(INFORMATION)

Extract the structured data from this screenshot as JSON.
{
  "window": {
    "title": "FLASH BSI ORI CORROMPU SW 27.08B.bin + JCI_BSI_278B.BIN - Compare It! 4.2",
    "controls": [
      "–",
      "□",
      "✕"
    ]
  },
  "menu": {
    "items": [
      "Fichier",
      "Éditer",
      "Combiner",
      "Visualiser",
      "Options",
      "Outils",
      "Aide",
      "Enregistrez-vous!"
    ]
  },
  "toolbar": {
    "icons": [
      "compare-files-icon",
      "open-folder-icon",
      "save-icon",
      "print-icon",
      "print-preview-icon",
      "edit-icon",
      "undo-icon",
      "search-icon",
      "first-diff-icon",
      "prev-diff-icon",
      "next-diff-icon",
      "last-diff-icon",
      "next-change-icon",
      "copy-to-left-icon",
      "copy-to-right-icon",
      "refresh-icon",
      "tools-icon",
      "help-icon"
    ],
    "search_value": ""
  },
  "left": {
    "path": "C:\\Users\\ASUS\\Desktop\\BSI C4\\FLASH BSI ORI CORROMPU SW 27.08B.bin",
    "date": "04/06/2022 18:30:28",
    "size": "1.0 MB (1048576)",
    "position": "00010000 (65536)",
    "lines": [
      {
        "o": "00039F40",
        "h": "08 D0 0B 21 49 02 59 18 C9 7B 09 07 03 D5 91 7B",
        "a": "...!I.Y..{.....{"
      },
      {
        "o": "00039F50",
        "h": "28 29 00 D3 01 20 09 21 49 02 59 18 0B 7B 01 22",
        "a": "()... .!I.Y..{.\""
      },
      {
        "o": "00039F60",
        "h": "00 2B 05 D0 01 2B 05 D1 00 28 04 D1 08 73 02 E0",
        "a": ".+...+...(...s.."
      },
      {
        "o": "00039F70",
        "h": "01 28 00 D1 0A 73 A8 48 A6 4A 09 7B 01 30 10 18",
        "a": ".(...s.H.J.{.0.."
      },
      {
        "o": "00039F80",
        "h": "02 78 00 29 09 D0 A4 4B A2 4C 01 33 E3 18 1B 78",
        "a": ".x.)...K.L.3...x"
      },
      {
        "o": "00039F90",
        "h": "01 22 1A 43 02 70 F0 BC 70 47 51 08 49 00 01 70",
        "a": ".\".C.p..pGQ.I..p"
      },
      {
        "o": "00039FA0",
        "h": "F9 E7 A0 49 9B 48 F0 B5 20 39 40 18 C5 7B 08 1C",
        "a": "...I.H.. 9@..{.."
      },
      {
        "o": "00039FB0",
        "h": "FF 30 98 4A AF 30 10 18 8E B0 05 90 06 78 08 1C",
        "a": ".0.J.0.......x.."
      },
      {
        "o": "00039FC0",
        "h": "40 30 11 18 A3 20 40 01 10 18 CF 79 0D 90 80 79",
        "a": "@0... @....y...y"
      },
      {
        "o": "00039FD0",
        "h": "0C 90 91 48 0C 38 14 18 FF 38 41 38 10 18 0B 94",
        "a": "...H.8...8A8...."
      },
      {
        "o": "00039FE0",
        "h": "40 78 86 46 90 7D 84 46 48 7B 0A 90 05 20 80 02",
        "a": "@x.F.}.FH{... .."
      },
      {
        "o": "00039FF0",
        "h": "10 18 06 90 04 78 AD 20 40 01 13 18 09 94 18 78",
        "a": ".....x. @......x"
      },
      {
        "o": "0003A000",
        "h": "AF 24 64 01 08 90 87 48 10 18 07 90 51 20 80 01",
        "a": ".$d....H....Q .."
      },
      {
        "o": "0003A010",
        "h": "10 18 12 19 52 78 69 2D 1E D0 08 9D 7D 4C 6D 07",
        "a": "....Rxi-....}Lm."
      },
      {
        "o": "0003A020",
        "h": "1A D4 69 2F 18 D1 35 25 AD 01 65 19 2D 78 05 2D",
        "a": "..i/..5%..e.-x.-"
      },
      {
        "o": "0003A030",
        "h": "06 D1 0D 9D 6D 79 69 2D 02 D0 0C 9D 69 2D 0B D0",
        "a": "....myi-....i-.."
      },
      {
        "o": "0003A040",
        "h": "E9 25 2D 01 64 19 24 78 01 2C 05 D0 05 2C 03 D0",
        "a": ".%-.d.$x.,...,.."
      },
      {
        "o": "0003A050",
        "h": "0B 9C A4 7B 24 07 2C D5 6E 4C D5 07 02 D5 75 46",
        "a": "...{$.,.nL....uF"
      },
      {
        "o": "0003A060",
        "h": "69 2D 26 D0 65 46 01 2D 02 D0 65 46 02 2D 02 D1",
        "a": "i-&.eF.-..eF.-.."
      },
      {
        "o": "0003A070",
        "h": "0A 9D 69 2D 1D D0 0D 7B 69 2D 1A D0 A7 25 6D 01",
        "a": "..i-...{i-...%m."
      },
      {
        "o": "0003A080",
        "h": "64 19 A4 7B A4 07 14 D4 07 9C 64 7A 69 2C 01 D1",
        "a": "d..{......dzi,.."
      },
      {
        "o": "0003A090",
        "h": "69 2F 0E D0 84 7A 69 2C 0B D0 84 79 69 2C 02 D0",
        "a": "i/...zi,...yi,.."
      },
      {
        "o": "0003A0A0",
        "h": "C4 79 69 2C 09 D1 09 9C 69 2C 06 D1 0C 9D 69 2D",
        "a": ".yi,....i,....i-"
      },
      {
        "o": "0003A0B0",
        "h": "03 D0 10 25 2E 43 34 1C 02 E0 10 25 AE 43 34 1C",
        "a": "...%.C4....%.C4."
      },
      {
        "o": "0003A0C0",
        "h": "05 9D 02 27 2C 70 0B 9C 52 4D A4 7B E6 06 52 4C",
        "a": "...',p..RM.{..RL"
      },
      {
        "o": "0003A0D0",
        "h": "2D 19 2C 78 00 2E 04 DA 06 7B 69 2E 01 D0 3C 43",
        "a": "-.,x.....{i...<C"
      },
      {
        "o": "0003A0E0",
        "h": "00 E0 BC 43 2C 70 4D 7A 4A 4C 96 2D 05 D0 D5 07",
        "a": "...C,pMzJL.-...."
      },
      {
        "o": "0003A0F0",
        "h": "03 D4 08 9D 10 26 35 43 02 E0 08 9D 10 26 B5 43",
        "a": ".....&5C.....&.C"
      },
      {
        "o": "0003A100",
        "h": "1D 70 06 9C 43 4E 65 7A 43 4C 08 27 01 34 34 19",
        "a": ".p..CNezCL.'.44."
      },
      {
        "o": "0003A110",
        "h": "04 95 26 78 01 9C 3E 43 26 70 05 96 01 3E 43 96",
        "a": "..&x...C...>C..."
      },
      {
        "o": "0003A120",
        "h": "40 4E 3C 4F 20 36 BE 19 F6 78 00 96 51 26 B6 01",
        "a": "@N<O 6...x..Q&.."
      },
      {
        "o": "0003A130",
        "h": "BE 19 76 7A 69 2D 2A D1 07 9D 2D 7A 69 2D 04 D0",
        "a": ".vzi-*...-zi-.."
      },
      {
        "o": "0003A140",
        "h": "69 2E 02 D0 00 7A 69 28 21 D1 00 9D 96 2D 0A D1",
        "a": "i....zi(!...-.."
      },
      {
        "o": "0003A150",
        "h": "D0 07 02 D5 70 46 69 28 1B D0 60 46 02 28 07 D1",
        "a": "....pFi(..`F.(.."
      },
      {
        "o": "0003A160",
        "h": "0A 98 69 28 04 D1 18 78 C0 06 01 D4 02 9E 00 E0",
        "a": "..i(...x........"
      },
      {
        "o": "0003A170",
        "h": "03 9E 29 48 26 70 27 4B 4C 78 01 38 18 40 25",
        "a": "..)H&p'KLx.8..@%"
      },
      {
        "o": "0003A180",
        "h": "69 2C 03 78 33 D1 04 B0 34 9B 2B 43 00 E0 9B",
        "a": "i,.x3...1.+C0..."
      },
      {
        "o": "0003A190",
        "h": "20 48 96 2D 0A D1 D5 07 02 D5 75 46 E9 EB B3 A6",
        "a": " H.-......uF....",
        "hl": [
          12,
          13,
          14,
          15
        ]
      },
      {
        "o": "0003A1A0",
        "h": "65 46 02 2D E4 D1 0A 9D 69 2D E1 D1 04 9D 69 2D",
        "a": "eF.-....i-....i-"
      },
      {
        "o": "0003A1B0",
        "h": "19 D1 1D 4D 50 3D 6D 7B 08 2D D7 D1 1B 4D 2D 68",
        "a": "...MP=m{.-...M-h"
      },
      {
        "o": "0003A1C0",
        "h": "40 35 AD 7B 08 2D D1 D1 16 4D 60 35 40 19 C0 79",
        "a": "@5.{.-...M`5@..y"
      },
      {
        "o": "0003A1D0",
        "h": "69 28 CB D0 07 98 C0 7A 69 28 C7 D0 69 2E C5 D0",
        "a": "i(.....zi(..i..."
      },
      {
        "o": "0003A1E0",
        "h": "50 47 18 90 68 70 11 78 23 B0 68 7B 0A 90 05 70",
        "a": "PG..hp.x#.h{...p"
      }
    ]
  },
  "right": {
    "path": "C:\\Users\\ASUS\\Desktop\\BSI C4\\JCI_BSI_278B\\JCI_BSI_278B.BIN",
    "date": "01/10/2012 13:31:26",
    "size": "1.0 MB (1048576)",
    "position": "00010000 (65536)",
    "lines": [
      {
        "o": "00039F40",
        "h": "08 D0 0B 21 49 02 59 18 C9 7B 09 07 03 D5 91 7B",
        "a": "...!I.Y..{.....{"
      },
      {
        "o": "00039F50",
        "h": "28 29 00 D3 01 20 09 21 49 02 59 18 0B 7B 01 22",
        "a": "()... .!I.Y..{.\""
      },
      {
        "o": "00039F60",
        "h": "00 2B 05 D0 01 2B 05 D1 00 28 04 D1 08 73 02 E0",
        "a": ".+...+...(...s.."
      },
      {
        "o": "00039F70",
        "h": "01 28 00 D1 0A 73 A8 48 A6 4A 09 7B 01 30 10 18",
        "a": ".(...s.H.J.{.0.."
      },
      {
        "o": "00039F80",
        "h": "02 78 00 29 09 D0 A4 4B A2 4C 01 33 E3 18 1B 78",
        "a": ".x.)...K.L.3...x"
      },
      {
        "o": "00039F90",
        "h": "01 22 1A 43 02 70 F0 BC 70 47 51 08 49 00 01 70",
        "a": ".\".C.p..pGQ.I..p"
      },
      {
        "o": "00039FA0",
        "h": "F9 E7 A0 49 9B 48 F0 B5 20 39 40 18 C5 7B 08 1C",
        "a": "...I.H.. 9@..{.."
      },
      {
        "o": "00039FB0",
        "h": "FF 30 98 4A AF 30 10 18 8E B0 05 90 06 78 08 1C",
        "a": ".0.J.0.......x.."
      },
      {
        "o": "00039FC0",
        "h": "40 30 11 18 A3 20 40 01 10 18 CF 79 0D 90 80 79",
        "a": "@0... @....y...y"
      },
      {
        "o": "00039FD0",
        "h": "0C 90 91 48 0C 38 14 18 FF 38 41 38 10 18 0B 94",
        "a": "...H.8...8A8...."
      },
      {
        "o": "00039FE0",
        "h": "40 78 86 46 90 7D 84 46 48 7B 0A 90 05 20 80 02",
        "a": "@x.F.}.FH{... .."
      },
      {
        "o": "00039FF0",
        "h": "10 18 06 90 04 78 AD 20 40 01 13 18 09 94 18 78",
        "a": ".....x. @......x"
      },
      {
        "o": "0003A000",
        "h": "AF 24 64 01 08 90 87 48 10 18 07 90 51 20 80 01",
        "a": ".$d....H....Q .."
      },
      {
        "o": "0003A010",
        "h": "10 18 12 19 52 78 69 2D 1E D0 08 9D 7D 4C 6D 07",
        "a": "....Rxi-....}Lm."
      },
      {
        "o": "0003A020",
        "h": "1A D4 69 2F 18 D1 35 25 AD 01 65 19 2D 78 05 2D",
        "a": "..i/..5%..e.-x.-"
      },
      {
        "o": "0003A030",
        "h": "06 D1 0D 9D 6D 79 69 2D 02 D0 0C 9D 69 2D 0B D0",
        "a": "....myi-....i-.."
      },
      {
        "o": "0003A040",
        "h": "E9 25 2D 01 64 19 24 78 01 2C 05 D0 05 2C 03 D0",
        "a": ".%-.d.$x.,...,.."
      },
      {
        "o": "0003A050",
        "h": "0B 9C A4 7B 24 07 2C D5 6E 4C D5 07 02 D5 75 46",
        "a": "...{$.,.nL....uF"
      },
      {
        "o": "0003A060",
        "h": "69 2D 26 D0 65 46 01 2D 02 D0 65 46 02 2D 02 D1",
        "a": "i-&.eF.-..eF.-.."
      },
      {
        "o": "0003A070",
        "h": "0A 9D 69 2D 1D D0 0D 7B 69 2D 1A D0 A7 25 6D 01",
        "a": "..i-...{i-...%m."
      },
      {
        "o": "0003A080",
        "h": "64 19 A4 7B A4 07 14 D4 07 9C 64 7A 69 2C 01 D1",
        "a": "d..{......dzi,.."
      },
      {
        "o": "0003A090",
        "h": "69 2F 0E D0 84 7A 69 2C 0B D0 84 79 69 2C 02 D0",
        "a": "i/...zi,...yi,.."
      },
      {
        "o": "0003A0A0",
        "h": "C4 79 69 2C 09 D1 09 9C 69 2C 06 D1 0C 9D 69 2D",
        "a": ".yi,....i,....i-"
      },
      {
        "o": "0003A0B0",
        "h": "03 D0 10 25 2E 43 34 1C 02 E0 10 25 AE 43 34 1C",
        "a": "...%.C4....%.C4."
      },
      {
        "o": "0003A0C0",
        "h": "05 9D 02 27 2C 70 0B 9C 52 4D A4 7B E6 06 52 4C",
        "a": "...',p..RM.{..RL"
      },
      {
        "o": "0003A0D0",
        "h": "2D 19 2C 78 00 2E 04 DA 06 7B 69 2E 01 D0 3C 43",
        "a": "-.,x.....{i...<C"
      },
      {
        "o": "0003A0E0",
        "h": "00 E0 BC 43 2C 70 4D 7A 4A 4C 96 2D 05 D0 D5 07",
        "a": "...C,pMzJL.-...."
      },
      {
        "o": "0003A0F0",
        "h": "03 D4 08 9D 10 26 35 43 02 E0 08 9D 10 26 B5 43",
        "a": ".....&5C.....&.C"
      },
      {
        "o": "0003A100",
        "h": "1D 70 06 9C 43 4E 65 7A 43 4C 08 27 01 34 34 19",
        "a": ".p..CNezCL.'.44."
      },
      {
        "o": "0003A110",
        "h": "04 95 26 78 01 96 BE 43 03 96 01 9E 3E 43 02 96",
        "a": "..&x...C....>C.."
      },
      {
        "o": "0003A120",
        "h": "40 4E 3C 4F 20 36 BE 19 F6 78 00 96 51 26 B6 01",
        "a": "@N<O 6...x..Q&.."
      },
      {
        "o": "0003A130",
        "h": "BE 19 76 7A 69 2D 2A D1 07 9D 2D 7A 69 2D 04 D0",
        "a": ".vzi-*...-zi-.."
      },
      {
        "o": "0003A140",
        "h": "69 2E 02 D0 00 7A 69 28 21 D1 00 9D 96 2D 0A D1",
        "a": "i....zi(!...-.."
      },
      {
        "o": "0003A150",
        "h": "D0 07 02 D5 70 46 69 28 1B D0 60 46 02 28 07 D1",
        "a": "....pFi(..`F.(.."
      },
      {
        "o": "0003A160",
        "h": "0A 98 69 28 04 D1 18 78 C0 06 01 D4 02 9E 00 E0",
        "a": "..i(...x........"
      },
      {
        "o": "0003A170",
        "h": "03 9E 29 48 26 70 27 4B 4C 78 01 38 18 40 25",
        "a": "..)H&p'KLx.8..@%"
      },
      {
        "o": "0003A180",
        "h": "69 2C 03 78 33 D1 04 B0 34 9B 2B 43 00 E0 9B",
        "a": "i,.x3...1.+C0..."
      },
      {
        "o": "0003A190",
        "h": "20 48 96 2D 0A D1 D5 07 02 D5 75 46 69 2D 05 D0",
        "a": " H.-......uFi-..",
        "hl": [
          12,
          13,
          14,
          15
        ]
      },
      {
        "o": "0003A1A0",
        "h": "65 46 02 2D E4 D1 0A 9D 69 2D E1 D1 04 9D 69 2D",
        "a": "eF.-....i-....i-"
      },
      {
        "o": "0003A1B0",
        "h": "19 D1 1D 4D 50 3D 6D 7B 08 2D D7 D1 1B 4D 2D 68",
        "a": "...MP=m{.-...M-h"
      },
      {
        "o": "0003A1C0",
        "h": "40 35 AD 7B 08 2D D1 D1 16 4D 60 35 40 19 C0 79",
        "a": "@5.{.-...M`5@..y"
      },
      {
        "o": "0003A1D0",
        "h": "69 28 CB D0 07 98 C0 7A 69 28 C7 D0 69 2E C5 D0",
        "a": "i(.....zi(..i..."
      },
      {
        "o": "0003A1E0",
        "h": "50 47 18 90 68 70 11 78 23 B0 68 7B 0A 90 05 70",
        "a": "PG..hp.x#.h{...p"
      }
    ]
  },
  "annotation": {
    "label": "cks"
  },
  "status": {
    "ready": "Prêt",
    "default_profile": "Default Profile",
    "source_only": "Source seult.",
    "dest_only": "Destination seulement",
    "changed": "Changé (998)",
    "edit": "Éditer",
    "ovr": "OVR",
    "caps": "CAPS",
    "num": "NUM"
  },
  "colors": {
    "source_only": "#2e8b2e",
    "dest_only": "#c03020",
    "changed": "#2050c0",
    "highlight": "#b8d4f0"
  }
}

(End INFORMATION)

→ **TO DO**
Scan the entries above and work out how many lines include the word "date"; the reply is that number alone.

→ **WRITTEN RESPONSE**
2